<<<<

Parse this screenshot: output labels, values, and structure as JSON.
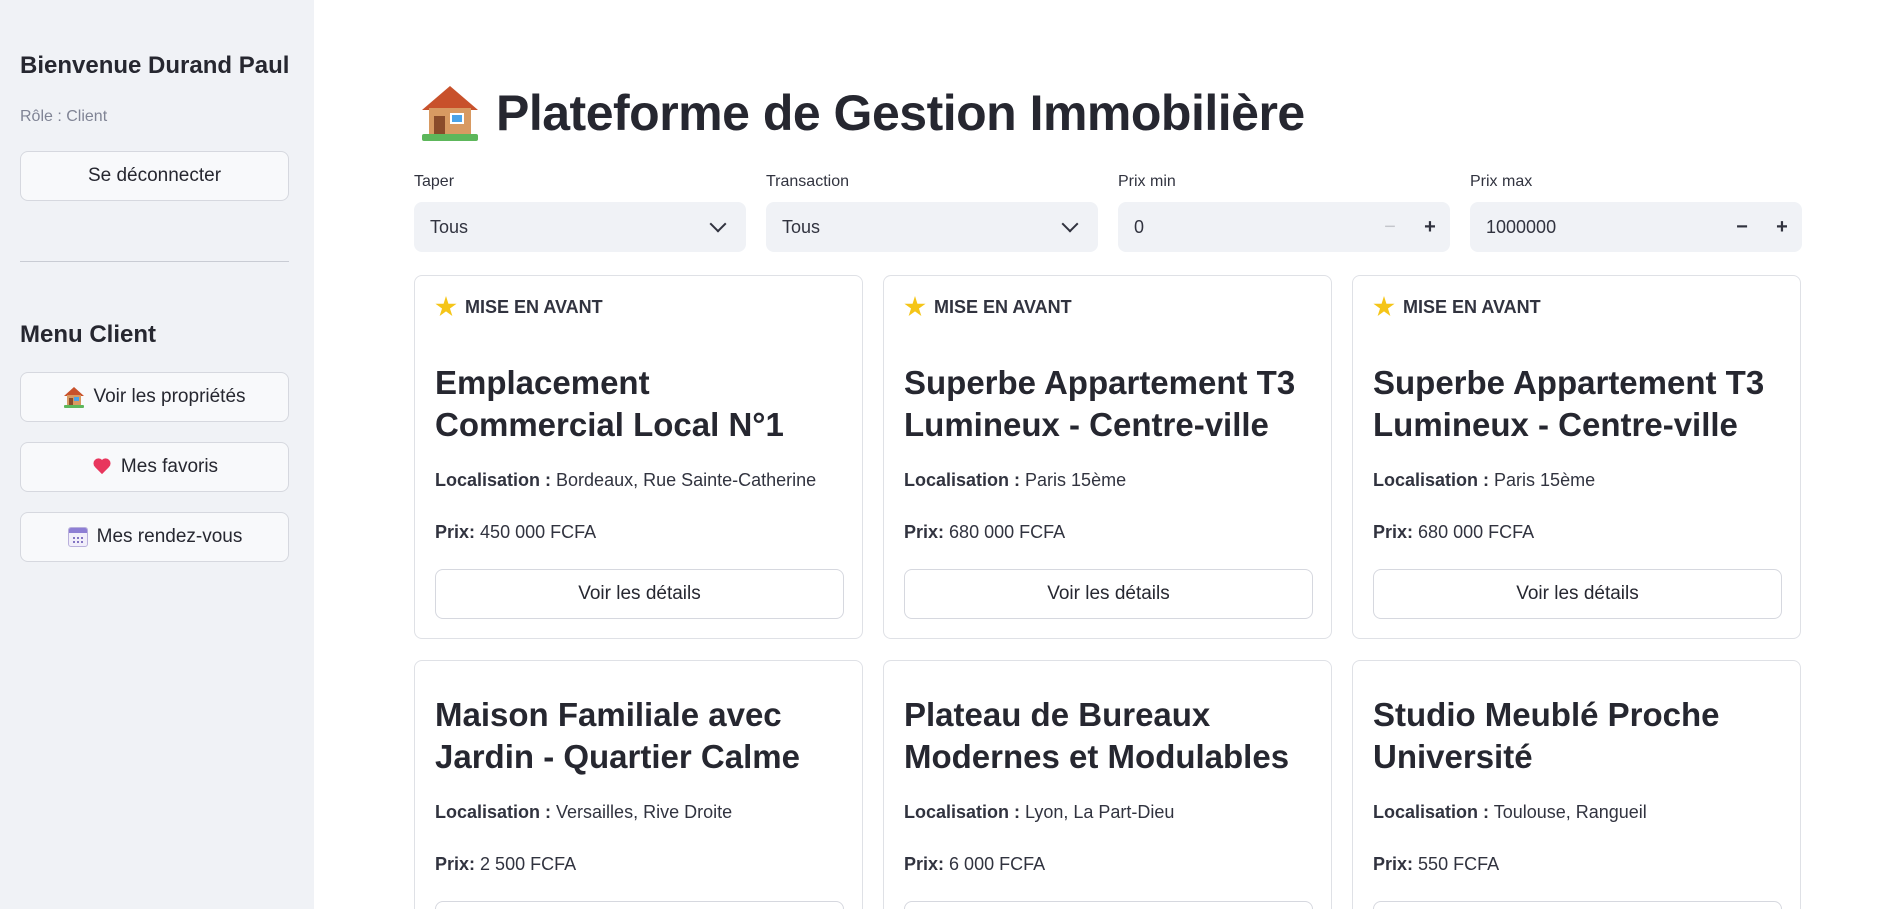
{
  "sidebar": {
    "welcome": "Bienvenue Durand Paul",
    "role": "Rôle : Client",
    "logout_label": "Se déconnecter",
    "menu_title": "Menu Client",
    "items": [
      {
        "label": "Voir les propriétés",
        "icon": "house-icon"
      },
      {
        "label": "Mes favoris",
        "icon": "heart-icon"
      },
      {
        "label": "Mes rendez-vous",
        "icon": "calendar-icon"
      }
    ]
  },
  "main": {
    "title": "Plateforme de Gestion Immobilière",
    "filters": {
      "type": {
        "label": "Taper",
        "value": "Tous"
      },
      "transaction": {
        "label": "Transaction",
        "value": "Tous"
      },
      "price_min": {
        "label": "Prix min",
        "value": "0"
      },
      "price_max": {
        "label": "Prix max",
        "value": "1000000"
      }
    },
    "featured_label": "MISE EN AVANT",
    "location_label": "Localisation :",
    "price_label": "Prix:",
    "details_label": "Voir les détails",
    "properties": [
      {
        "title": "Emplacement Commercial Local N°1",
        "location": "Bordeaux, Rue Sainte-Catherine",
        "price": "450 000 FCFA",
        "featured": true
      },
      {
        "title": "Superbe Appartement T3 Lumineux - Centre-ville",
        "location": "Paris 15ème",
        "price": "680 000 FCFA",
        "featured": true
      },
      {
        "title": "Superbe Appartement T3 Lumineux - Centre-ville",
        "location": "Paris 15ème",
        "price": "680 000 FCFA",
        "featured": true
      },
      {
        "title": "Maison Familiale avec Jardin - Quartier Calme",
        "location": "Versailles, Rive Droite",
        "price": "2 500 FCFA",
        "featured": false
      },
      {
        "title": "Plateau de Bureaux Modernes et Modulables",
        "location": "Lyon, La Part-Dieu",
        "price": "6 000 FCFA",
        "featured": false
      },
      {
        "title": "Studio Meublé Proche Université",
        "location": "Toulouse, Rangueil",
        "price": "550 FCFA",
        "featured": false
      }
    ]
  },
  "colors": {
    "sidebar_bg": "#f0f2f6",
    "text": "#262730",
    "star": "#f5c518",
    "heart": "#e8365d"
  }
}
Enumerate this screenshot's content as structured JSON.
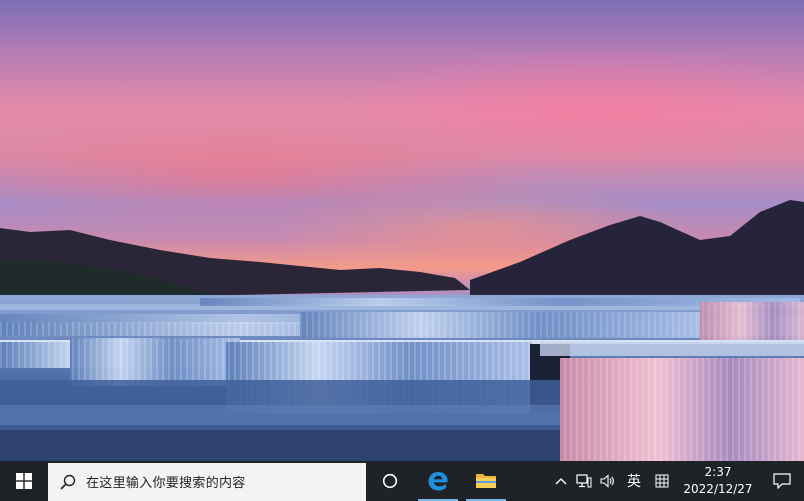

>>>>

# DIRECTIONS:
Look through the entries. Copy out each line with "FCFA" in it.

# EXERCISE ANSWER:
        "price": "450 000 FCFA",
        "price": "680 000 FCFA",
        "price": "680 000 FCFA",
        "price": "2 500 FCFA",
        "price": "6 000 FCFA",
        "price": "550 FCFA",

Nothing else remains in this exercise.